Torchy's Tacos' Suit Against Texas Taco Co. Alleges Theft of Food-Prep Bible
Back in August, we reported on the anticipated opening of a new taco joint in Houston called Texas Taco Co. The Friendswood location was the third store set to open in Texas -- the other two are in Baytown and Magnolia -- and though it sounded like a delicious addition to the Houston-area restaurant scene, we and Eater noticed a striking similarity between the menu at Texas Taco Co. and the menu of another much-lauded Texas taco spot: Torchy's Tacos.
Photos from Torchy's Facebook and Texas Taco Co. Facebook Taco wars, not brought to you by the Food Network.
Apparently we weren't the only ones.
As soon as the first Texas Taco Co. opened, in Baytown, diners started sending messages to Torchy's asking, essentially, what's up with your new restaurant? People assumed, because of similarities between the two menus, that Texas Taco Co. was somehow affiliated with Torchy's.
For example, the Torchy's menu offers a breakfast taco called the "Monk Special," which is described as "'Hold the potatoes.' Eggs, bacon, green chilies & cheese. Served on your choice of tortilla."
Texas Taco Co. offers an "Alamo Special," described as "'Hold the potatoes.' Eggs, bacon, green chilies & cheese. Served on your choice of tortilla."
You see the issue?
Torchy's saw an issue, too, especially when people there remembered that back in March a former employee, Mario DeJesus, had allegedly stolen the Taco Bible, "a proprietary start-to-finish recipe and food process guide for all Torchy's food products." As a condition of employment with Torchy's, workers must sign papers agreeing not to disclose the confidential inner workings of Torchy's Tacos, including recipes.
Photo from Torchy's Tacos The Torchy's location at which the funny business supposedly went down.
DeJesus initially denied he had stolen the Taco Bible, but according to his testimony, Forrest Harrell, an employee at Torchy's, convinced DeJesus to admit he had taken the document and to return it. DeJesus told Harrell he would leave the book on top of a car in the parking lot of an Exxon station just south of the restaurant. Harrell was able to regain possession of the book, and DeJesus was fired.
Lawyers for the plaintiff discovered that shortly after he left Torchy's, DeJesus began working for Texas Taco Co., driving 40 miles from his home every day to do so. Lawyers for Torchy's argue that DeJesus wouldn't be making an 80-mile round-trip drive for work every day for his $10-an-hour paycheck. They believe he was employed by Texas Taco Co. prior to being fired and that he received a substantial amount of money from the owners of Texas Taco Co., ARK Dudes, in exchange for the proprietary information contained in the Taco Bible.

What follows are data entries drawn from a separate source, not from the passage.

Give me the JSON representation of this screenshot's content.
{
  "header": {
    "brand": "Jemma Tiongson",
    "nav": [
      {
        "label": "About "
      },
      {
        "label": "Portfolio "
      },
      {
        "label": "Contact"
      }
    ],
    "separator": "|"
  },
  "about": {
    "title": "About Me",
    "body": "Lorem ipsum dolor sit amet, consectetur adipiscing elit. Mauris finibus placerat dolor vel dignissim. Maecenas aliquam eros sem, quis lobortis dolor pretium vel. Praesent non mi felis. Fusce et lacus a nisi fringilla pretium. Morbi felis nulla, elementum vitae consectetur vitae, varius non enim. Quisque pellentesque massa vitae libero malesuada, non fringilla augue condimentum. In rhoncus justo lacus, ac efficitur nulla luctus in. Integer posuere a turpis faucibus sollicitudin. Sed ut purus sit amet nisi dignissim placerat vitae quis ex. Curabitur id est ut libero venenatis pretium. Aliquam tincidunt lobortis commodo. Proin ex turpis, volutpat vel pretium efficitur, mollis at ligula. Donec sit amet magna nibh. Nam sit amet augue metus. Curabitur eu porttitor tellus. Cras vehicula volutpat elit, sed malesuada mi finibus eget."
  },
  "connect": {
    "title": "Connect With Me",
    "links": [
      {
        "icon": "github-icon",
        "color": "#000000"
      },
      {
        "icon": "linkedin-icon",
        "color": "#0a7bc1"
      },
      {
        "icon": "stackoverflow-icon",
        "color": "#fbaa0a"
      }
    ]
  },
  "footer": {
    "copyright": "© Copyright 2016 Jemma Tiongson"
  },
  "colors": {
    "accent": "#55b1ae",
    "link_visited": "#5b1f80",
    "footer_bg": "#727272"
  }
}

On June 7, 2013, Success Foods Management Group, the owners of Torchy's Tacos, filed a temporary restraining order against DeJesus. The court decided that "there is a substantial likelihood that Defendant Mario DeJesus has engaged in wrongful conduct, including misappropriation of trade secrets and breaches of duties owed to Torchy's, related to competitive activities and Torchy's confidential information that DeJesus is in a position to use on behalf of a competing business." The court went on to note that DeJesus's continuing actions could cause "immediate and irreparable injury" to Torchy's business.
DeJesus claims that he had not been in contact with Texas Taco Co. prior to being fired from Torchy's. He says that he saw the Texas Taco Co. restaurant in Baytown and decided to apply for a job there. Based on his testimony, he does not seem to think there's anything suspicious about driving 40 miles to get to a job that pays $10 an hour and isn't always a full-time position.
Brittany Platt, marketing director for Torchy's Tacos, says Texas Taco is in the wrong.
"Honestly, we'd like for them to stop," Platt said when asked what the company hoped to achieve with the lawsuit. "I think we agree it's a pretty poor business practice, and we're trying to rally the troops and clear the air. People think that we're affiliated, and we're not."
We were also able to get in touch with the lawyer for Texas Taco Co., Matthew Hoeg, who said that the claims being made by Torchy's are false.
"There's this allegation that there's a videotape of my client supposedly stealing the Taco Bible, but there's no such tape, because it didn't happen," Hoeg says. "Their story is that they misplaced or lost it." Hoeg also says Torchy's claims someone at the company lost the confidentiality agreement that his client supposedly signed.
As for the menu overlaps?
"Did my guys like the notion of what they do?" Hoeg asks. "Sure. Were they trying to imitate the things that succeed there? Sure. The menu isn't secret. They don't own that concept."
Hoeg is vehement that his clients, DeJesus and ARK Dudes, have done nothing wrong and that Torchy's has been very reluctant to hand over incriminating information, including the surveillance tape and the confidentiality agreement.
"We don't have and have never had their stupid Taco Bible," Hoeg says. "Nor do we want it."
The new Texas Taco Co. that was supposed to open in Friendswood appears to still be closed, and the phone number listed for that location is not working.